The Changing Face of Hotel Food & Beverage
Whether wining and dining, grabbing a quick coffee or taking afternoon tea, the experience of hotel F&B has changed and diversified significantly over recent years. Little more than a decade ago, the perceived wisdom in Western European towns and cities was that, with a few exceptions, hotel restaurants and bars were a loss leader. Most hotel restaurants were overly large, soulless places designed to cater for the morning breakfast rush. The lunch and dinner menu might be extensive but there was little to appeal to modern tastes, while the bar next door might just enjoy a few hotel guests before they departed for dinner in a more happening destination.
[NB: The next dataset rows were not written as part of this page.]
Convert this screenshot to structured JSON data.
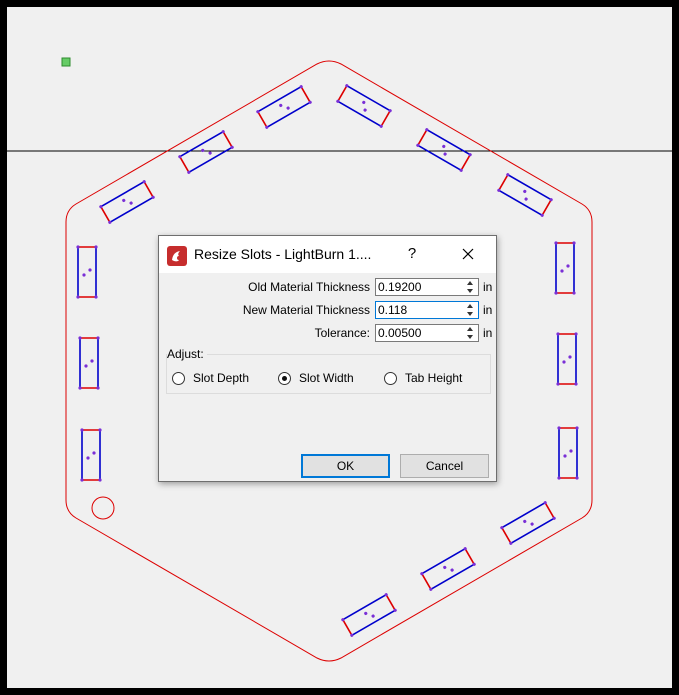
{
  "dialog": {
    "title": "Resize Slots - LightBurn 1....",
    "help_label": "?",
    "fields": [
      {
        "label": "Old Material Thickness",
        "value": "0.19200",
        "unit": "in"
      },
      {
        "label": "New Material Thickness",
        "value": "0.118",
        "unit": "in"
      },
      {
        "label": "Tolerance:",
        "value": "0.00500",
        "unit": "in"
      }
    ],
    "adjust_label": "Adjust:",
    "options": [
      {
        "label": "Slot Depth",
        "checked": false
      },
      {
        "label": "Slot Width",
        "checked": true
      },
      {
        "label": "Tab Height",
        "checked": false
      }
    ],
    "ok_label": "OK",
    "cancel_label": "Cancel"
  },
  "colors": {
    "cut_red": "#dd0000",
    "slot_blue": "#0000cc",
    "node_purple": "#7a2fd6",
    "marker_green": "#66cc66",
    "focus_blue": "#0078d7"
  },
  "icons": {
    "app": "lightburn-logo-icon",
    "help": "help-icon",
    "close": "close-icon"
  }
}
At best, the hotel F&B offering was focused on the staying guest. The chance of attracting in locals, shoppers and office workers was inconceivable.
As is usually the case, the change started with the maverick designers and the independent hotels. In London, Ian Schrager’s Sanderson Hotel designed by Philippe Starck led the way with a dramatic bar than ran much of the length of the glazed, street-level façade. People made a journey to this bar to see and be seen. Packed hotel bars in European cities are now a frequent sight; they have become a key social space for guests, a destination for visitors and, for the operator, a great revenue generating opportunity. Try finding even standing room on mid-week nights in Scarfes Bar at the Rosewood London!
Instead of the formulaic restaurant and bar, hotel architects and designers are being asked to create new types of eating and drinking spaces to cater for guests who are no longer satisfied with just a standard dining room, who want a more informal experience. Our recently completed Intourist Hotel in Baku, part of Marriott’s Autograph Collection, is a case in point. Here, the public areas flow through several semi-open spaces into the restaurant. While these areas are not large, there are 140 guestrooms and their occupants need to be provided with breakfast, so flexibility in the one and only restaurant design is key. In the mornings, an open kitchen counter accommodates a buffet; in the evenings this is easily transformed into a contemporary bar and dining area with the addition of bar stools and more atmospheric lighting. The name gives a clue to the design approach: the Bubbles & Burger Club.
A hotel concept design is now expected to consider lobby, lounge, bar and restaurant spaces that will bring a distinctive, maybe brand-defining experience to their users. As a result, clients often like to employ a specialist F&B interior designer for these areas, apart from the designer of the guestrooms and other hotel spaces. This was the case with the aforementioned Scarfe’s, for example, and it is currently our experience working as architects on a new luxury hotel in Astana where a designer has been appointed specifically for the restaurant so as to create an aesthetic independent from the main hotel.
There are many reasons, of course, why guests choose to stay in a particular hotel. At the top end, however, it is certainly more usual today than in the past that one of these reasons is the culinary distinction and social experience that is on offer. Luxury hotels may partner with renowned chefs; they will certainly put emphasis on using local suppliers, craft bakeries and, where possible, on-site herb and vegetable gardens. And, this is not just the approach of the five star hotels. Stay in Berlin’s Michelberger Hotel for instance and the breakfast spread includes a wide array of organic breads, local preserves, cheeses, fruits and freshly cooked eggs. Or, stay at one of London’s newest budget hotels, the Z Shoreditch, and wine, artisanal breads and regional cheeses are complimentary through the evening in the hotel’s small but very pleasantly designed lobby café.
Food, its provenance and how it is cooked, matters to people, and hotels are learning that the type of food with which they are associated should be in keeping with the values and personality of their brand and that in this way it will deliver more revenue. Once again, the Rosewood London is a great example of this, having successfully established its Slow Food and Living Market. The fair takes place every Sunday in the hotel forecourt. It is presided over by the hotel’s executive chef and the restaurants and bar inside adopt slow food menus during the event, drawing people into the hotel when they are done with their shopping, thus creating a foodies’ destination that is unique even among London’s extraordinary variety of restaurants and bars.